Exercise input START

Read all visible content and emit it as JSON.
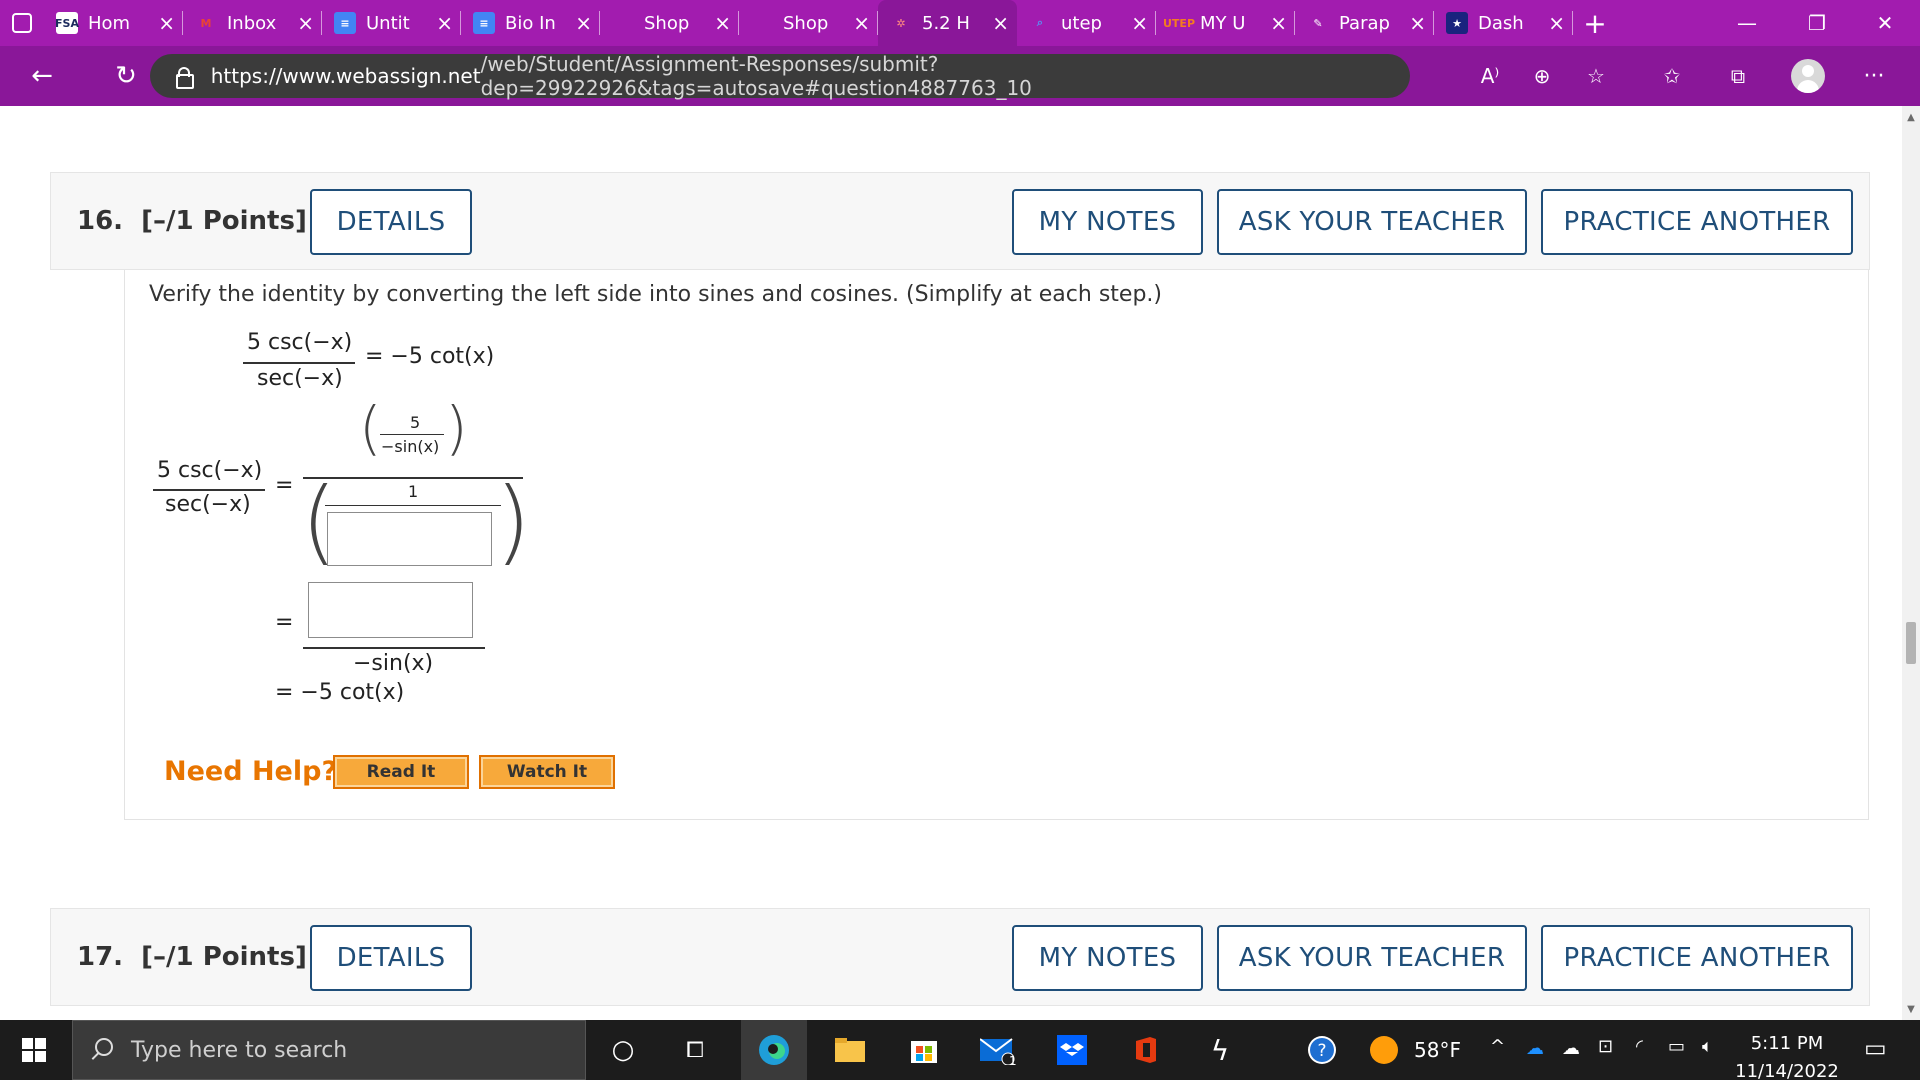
{
  "browser": {
    "tabs": [
      {
        "label": "Hom",
        "favicon": "FSA",
        "favicon_bg": "#ffffff",
        "favicon_fg": "#1b2a5c",
        "icon_name": "fsa-favicon-icon",
        "active": false
      },
      {
        "label": "Inbox",
        "favicon": "M",
        "favicon_bg": "transparent",
        "favicon_fg": "#ea4335",
        "icon_name": "gmail-favicon-icon",
        "active": false
      },
      {
        "label": "Untit",
        "favicon": "≡",
        "favicon_bg": "#4285f4",
        "favicon_fg": "#ffffff",
        "icon_name": "google-docs-icon",
        "active": false
      },
      {
        "label": "Bio In",
        "favicon": "≡",
        "favicon_bg": "#4285f4",
        "favicon_fg": "#ffffff",
        "icon_name": "google-docs-icon",
        "active": false
      },
      {
        "label": "Shop",
        "favicon": "",
        "favicon_bg": "transparent",
        "favicon_fg": "#ffffff",
        "icon_name": "shop-favicon-icon",
        "active": false
      },
      {
        "label": "Shop",
        "favicon": "",
        "favicon_bg": "transparent",
        "favicon_fg": "#ffffff",
        "icon_name": "shop-favicon-icon",
        "active": false
      },
      {
        "label": "5.2 H",
        "favicon": "✲",
        "favicon_bg": "transparent",
        "favicon_fg": "#ff8a80",
        "icon_name": "webassign-favicon-icon",
        "active": true
      },
      {
        "label": "utep",
        "favicon": "⌕",
        "favicon_bg": "transparent",
        "favicon_fg": "#5b8def",
        "icon_name": "search-favicon-icon",
        "active": false
      },
      {
        "label": "MY U",
        "favicon": "UTEP",
        "favicon_bg": "transparent",
        "favicon_fg": "#f47b20",
        "icon_name": "utep-favicon-icon",
        "active": false
      },
      {
        "label": "Parap",
        "favicon": "✎",
        "favicon_bg": "transparent",
        "favicon_fg": "#ffffff",
        "icon_name": "pen-favicon-icon",
        "active": false
      },
      {
        "label": "Dash",
        "favicon": "★",
        "favicon_bg": "#1a237e",
        "favicon_fg": "#ffffff",
        "icon_name": "dashboard-favicon-icon",
        "active": false
      }
    ],
    "url_host": "https://www.webassign.net",
    "url_rest": "/web/Student/Assignment-Responses/submit?dep=29922926&tags=autosave#question4887763_10"
  },
  "question16": {
    "number": "16.",
    "points": "[–/1 Points]",
    "details_label": "DETAILS",
    "my_notes_label": "MY NOTES",
    "ask_teacher_label": "ASK YOUR TEACHER",
    "practice_label": "PRACTICE ANOTHER",
    "prompt": "Verify the identity by converting the left side into sines and cosines. (Simplify at each step.)",
    "identity_numerator": "5 csc(−x)",
    "identity_denominator": "sec(−x)",
    "identity_rhs": "= −5 cot(x)",
    "step_lhs_numerator": "5 csc(−x)",
    "step_lhs_denominator": "sec(−x)",
    "equals": "=",
    "inner_top_numerator": "5",
    "inner_top_denominator": "−sin(x)",
    "inner_bottom_numerator": "1",
    "inner_bottom_answer": "",
    "step2_answer": "",
    "step2_denominator": "−sin(x)",
    "final": "= −5 cot(x)",
    "need_help": "Need Help?",
    "read_it": "Read It",
    "watch_it": "Watch It"
  },
  "question17": {
    "number": "17.",
    "points": "[–/1 Points]",
    "details_label": "DETAILS",
    "my_notes_label": "MY NOTES",
    "ask_teacher_label": "ASK YOUR TEACHER",
    "practice_label": "PRACTICE ANOTHER"
  },
  "taskbar": {
    "search_placeholder": "Type here to search",
    "weather": "58°F",
    "time": "5:11 PM",
    "date": "11/14/2022",
    "mail_badge": "1"
  },
  "colors": {
    "browser_frame": "#a21caf",
    "link_blue": "#1f4e79",
    "need_help_orange": "#e87500"
  }
}
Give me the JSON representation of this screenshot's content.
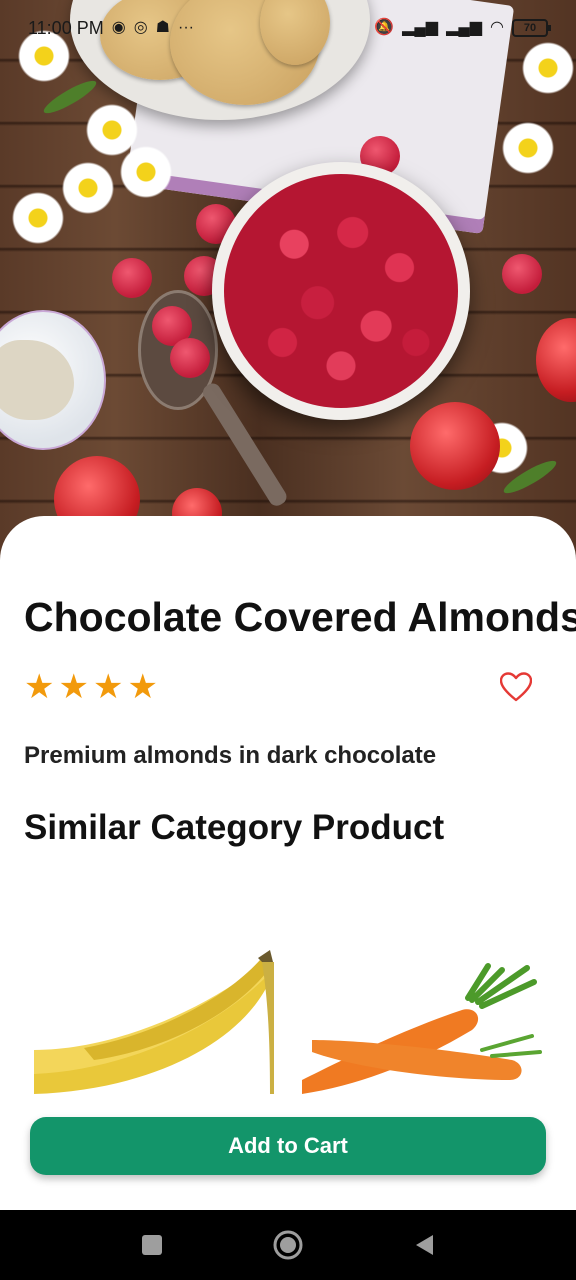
{
  "status_bar": {
    "time": "11:00 PM",
    "battery": "70"
  },
  "product": {
    "title": "Chocolate Covered Almonds",
    "rating": 4,
    "description": "Premium almonds in dark chocolate"
  },
  "section": {
    "similar_title": "Similar Category Product"
  },
  "similar_products": [
    {
      "icon": "banana-image"
    },
    {
      "icon": "carrot-image"
    }
  ],
  "cta": {
    "label": "Add to Cart",
    "color": "#13956a"
  },
  "colors": {
    "star": "#f29a0c",
    "heart": "#e53935"
  }
}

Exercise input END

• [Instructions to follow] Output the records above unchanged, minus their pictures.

• [Solution to this task]
Read all visible content and emit it as JSON.
{
  "browser": {
    "tabs": [
      {
        "label": "Hom",
        "favicon": "FSA",
        "favicon_bg": "#ffffff",
        "favicon_fg": "#1b2a5c",
        "icon_name": "fsa-favicon-icon",
        "active": false
      },
      {
        "label": "Inbox",
        "favicon": "M",
        "favicon_bg": "transparent",
        "favicon_fg": "#ea4335",
        "icon_name": "gmail-favicon-icon",
        "active": false
      },
      {
        "label": "Untit",
        "favicon": "≡",
        "favicon_bg": "#4285f4",
        "favicon_fg": "#ffffff",
        "icon_name": "google-docs-icon",
        "active": false
      },
      {
        "label": "Bio In",
        "favicon": "≡",
        "favicon_bg": "#4285f4",
        "favicon_fg": "#ffffff",
        "icon_name": "google-docs-icon",
        "active": false
      },
      {
        "label": "Shop",
        "favicon": "",
        "favicon_bg": "transparent",
        "favicon_fg": "#ffffff",
        "icon_name": "shop-favicon-icon",
        "active": false
      },
      {
        "label": "Shop",
        "favicon": "",
        "favicon_bg": "transparent",
        "favicon_fg": "#ffffff",
        "icon_name": "shop-favicon-icon",
        "active": false
      },
      {
        "label": "5.2 H",
        "favicon": "✲",
        "favicon_bg": "transparent",
        "favicon_fg": "#ff8a80",
        "icon_name": "webassign-favicon-icon",
        "active": true
      },
      {
        "label": "utep",
        "favicon": "⌕",
        "favicon_bg": "transparent",
        "favicon_fg": "#5b8def",
        "icon_name": "search-favicon-icon",
        "active": false
      },
      {
        "label": "MY U",
        "favicon": "UTEP",
        "favicon_bg": "transparent",
        "favicon_fg": "#f47b20",
        "icon_name": "utep-favicon-icon",
        "active": false
      },
      {
        "label": "Parap",
        "favicon": "✎",
        "favicon_bg": "transparent",
        "favicon_fg": "#ffffff",
        "icon_name": "pen-favicon-icon",
        "active": false
      },
      {
        "label": "Dash",
        "favicon": "★",
        "favicon_bg": "#1a237e",
        "favicon_fg": "#ffffff",
        "icon_name": "dashboard-favicon-icon",
        "active": false
      }
    ],
    "url_host": "https://www.webassign.net",
    "url_rest": "/web/Student/Assignment-Responses/submit?dep=29922926&tags=autosave#question4887763_10"
  },
  "question16": {
    "number": "16.",
    "points": "[–/1 Points]",
    "details_label": "DETAILS",
    "my_notes_label": "MY NOTES",
    "ask_teacher_label": "ASK YOUR TEACHER",
    "practice_label": "PRACTICE ANOTHER",
    "prompt": "Verify the identity by converting the left side into sines and cosines. (Simplify at each step.)",
    "identity_numerator": "5 csc(−x)",
    "identity_denominator": "sec(−x)",
    "identity_rhs": "= −5 cot(x)",
    "step_lhs_numerator": "5 csc(−x)",
    "step_lhs_denominator": "sec(−x)",
    "equals": "=",
    "inner_top_numerator": "5",
    "inner_top_denominator": "−sin(x)",
    "inner_bottom_numerator": "1",
    "inner_bottom_answer": "",
    "step2_answer": "",
    "step2_denominator": "−sin(x)",
    "final": "= −5 cot(x)",
    "need_help": "Need Help?",
    "read_it": "Read It",
    "watch_it": "Watch It"
  },
  "question17": {
    "number": "17.",
    "points": "[–/1 Points]",
    "details_label": "DETAILS",
    "my_notes_label": "MY NOTES",
    "ask_teacher_label": "ASK YOUR TEACHER",
    "practice_label": "PRACTICE ANOTHER"
  },
  "taskbar": {
    "search_placeholder": "Type here to search",
    "weather": "58°F",
    "time": "5:11 PM",
    "date": "11/14/2022",
    "mail_badge": "1"
  },
  "colors": {
    "browser_frame": "#a21caf",
    "link_blue": "#1f4e79",
    "need_help_orange": "#e87500"
  }
}
Give me the JSON representation of this screenshot's content.
{
  "status_bar": {
    "time": "11:00 PM",
    "battery": "70"
  },
  "product": {
    "title": "Chocolate Covered Almonds",
    "rating": 4,
    "description": "Premium almonds in dark chocolate"
  },
  "section": {
    "similar_title": "Similar Category Product"
  },
  "similar_products": [
    {
      "icon": "banana-image"
    },
    {
      "icon": "carrot-image"
    }
  ],
  "cta": {
    "label": "Add to Cart",
    "color": "#13956a"
  },
  "colors": {
    "star": "#f29a0c",
    "heart": "#e53935"
  }
}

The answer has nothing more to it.